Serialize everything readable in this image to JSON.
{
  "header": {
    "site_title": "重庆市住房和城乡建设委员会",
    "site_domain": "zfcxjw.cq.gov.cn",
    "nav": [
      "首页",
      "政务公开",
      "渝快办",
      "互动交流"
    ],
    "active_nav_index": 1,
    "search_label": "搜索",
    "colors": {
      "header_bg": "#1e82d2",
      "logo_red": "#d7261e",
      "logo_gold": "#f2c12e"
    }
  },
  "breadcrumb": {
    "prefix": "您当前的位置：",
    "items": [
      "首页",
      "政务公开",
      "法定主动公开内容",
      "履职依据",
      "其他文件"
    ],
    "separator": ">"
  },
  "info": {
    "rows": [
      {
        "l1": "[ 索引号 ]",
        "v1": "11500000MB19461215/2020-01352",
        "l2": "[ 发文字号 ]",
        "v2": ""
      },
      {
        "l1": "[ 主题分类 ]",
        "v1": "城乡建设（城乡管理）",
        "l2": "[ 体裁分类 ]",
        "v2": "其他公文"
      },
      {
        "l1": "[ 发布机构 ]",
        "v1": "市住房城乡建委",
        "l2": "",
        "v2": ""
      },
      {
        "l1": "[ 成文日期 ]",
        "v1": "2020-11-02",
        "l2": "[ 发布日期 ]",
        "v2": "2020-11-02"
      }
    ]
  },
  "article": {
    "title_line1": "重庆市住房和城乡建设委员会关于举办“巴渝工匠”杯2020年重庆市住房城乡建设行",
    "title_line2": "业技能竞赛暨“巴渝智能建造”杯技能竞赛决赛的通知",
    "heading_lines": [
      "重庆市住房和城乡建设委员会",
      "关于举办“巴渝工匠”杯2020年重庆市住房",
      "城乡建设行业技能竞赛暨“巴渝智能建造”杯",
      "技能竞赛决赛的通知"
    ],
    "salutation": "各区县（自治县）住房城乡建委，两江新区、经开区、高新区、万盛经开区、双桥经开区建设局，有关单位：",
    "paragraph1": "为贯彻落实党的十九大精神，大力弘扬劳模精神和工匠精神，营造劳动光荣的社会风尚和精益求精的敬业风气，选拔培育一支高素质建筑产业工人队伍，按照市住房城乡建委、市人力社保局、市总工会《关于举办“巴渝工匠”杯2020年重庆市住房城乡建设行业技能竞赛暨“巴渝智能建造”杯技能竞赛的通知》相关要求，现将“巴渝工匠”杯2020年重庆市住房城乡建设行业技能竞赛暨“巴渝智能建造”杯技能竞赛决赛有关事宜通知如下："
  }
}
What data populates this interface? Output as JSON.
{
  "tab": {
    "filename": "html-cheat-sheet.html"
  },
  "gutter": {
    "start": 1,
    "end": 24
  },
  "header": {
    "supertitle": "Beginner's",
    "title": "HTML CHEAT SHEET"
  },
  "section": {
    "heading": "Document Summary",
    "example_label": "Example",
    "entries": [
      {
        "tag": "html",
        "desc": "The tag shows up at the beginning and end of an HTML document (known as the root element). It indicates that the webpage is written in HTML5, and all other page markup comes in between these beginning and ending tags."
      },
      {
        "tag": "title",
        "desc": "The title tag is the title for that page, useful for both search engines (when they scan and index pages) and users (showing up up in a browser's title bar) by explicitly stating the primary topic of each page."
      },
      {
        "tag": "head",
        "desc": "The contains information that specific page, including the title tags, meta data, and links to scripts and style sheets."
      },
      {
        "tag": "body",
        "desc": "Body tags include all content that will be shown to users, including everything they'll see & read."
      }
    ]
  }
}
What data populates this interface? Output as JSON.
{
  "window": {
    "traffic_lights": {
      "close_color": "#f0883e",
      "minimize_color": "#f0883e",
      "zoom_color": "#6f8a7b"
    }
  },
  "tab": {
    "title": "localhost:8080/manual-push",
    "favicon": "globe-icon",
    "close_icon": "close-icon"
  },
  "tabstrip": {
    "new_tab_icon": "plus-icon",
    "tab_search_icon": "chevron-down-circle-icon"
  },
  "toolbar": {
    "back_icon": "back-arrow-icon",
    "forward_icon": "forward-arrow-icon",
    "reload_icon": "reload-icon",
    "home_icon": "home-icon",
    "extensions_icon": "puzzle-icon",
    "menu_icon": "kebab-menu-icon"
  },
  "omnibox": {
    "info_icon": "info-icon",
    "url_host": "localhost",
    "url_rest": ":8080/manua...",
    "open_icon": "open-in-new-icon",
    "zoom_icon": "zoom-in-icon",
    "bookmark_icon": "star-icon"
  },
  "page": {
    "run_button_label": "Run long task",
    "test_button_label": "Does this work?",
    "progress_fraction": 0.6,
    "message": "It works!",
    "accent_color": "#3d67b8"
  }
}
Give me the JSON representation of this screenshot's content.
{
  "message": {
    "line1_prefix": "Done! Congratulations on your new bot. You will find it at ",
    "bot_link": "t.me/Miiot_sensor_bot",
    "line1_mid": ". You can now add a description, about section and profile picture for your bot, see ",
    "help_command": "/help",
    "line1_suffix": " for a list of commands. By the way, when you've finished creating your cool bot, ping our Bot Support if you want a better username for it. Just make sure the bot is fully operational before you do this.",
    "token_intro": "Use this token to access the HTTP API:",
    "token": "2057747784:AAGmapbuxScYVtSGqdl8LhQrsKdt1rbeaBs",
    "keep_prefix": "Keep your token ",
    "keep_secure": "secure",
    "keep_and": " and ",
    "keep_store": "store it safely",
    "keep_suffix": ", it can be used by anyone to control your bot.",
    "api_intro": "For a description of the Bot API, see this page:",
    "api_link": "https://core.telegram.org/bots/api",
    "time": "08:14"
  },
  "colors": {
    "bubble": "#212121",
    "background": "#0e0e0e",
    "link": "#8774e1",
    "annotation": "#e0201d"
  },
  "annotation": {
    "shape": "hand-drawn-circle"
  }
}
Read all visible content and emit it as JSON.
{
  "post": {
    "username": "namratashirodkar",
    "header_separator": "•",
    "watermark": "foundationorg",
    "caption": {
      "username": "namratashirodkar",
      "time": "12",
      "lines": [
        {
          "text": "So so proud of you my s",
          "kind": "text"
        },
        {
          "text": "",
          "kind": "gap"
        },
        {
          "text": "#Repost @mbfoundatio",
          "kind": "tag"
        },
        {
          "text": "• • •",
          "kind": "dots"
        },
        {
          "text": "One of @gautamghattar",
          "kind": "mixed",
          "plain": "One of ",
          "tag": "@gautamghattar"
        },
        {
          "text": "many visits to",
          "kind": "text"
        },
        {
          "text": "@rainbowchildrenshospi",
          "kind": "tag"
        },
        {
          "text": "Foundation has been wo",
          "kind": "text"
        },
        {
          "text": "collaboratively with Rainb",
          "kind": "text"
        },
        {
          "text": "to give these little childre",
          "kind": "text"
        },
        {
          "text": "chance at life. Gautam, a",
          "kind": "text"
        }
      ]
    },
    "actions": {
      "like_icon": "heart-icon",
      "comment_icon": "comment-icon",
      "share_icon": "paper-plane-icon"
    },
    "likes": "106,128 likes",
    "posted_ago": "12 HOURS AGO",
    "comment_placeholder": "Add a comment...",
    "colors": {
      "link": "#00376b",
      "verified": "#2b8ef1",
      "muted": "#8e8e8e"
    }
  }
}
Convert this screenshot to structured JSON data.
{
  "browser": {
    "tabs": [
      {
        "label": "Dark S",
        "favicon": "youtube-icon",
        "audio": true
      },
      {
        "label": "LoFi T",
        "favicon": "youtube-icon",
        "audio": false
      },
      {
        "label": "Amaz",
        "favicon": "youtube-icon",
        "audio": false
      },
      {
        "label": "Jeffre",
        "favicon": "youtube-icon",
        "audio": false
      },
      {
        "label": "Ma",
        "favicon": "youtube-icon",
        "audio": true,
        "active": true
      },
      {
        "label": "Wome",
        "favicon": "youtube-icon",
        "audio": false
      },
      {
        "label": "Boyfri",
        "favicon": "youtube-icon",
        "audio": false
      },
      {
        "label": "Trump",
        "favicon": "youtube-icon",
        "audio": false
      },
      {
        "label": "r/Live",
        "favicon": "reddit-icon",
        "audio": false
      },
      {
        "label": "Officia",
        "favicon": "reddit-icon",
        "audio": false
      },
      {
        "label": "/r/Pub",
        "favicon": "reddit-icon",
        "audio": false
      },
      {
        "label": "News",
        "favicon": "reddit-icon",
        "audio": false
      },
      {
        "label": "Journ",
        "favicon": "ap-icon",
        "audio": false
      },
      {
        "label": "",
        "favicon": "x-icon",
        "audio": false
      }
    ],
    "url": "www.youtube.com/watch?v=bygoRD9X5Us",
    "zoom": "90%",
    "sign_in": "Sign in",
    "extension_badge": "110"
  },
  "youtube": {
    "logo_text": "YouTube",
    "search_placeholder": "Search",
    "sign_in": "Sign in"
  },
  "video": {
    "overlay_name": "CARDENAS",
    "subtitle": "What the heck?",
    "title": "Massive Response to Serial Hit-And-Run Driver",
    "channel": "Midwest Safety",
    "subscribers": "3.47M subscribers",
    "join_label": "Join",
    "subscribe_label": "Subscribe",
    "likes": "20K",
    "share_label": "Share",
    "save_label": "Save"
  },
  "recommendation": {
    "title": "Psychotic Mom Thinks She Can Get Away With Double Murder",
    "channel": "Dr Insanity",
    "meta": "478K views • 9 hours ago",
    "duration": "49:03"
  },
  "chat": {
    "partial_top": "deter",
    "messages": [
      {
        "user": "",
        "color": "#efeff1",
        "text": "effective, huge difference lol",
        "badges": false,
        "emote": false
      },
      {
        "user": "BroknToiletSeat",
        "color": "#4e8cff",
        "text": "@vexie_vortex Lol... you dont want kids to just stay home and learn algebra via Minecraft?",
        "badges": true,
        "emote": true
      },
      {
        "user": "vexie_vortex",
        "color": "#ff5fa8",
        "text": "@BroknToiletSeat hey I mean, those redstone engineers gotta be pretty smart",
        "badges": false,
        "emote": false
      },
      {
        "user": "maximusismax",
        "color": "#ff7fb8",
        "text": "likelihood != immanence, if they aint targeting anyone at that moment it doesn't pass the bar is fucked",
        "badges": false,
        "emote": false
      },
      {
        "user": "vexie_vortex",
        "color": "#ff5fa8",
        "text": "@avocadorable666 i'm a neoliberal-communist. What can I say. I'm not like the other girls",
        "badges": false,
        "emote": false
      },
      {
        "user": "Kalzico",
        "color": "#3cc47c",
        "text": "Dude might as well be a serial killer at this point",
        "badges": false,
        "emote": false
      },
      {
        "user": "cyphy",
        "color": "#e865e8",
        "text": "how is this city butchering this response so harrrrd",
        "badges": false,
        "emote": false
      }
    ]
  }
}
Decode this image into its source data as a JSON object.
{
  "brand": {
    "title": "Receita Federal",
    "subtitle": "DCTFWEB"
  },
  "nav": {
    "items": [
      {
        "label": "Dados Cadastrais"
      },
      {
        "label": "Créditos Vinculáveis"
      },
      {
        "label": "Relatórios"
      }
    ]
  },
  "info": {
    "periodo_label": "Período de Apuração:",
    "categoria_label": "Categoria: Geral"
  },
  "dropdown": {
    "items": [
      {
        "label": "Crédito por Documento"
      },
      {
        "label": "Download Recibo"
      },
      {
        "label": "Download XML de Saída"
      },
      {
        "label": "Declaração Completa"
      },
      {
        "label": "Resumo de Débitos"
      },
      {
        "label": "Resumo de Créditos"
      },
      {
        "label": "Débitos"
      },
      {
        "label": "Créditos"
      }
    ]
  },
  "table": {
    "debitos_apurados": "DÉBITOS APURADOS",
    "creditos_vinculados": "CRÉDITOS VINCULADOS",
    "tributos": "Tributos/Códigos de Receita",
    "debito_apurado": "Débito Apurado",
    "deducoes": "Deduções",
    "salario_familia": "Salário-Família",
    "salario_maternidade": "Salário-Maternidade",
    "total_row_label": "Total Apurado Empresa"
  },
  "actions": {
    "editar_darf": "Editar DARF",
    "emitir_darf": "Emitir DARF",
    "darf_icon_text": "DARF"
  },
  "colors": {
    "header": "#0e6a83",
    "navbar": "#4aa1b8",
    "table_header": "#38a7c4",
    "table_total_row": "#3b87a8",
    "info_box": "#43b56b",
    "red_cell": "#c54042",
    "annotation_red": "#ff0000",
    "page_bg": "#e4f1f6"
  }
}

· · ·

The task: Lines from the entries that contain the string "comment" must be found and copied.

Answer to this task:
      "comment_icon": "comment-icon",
    "comment_placeholder": "Add a comment...",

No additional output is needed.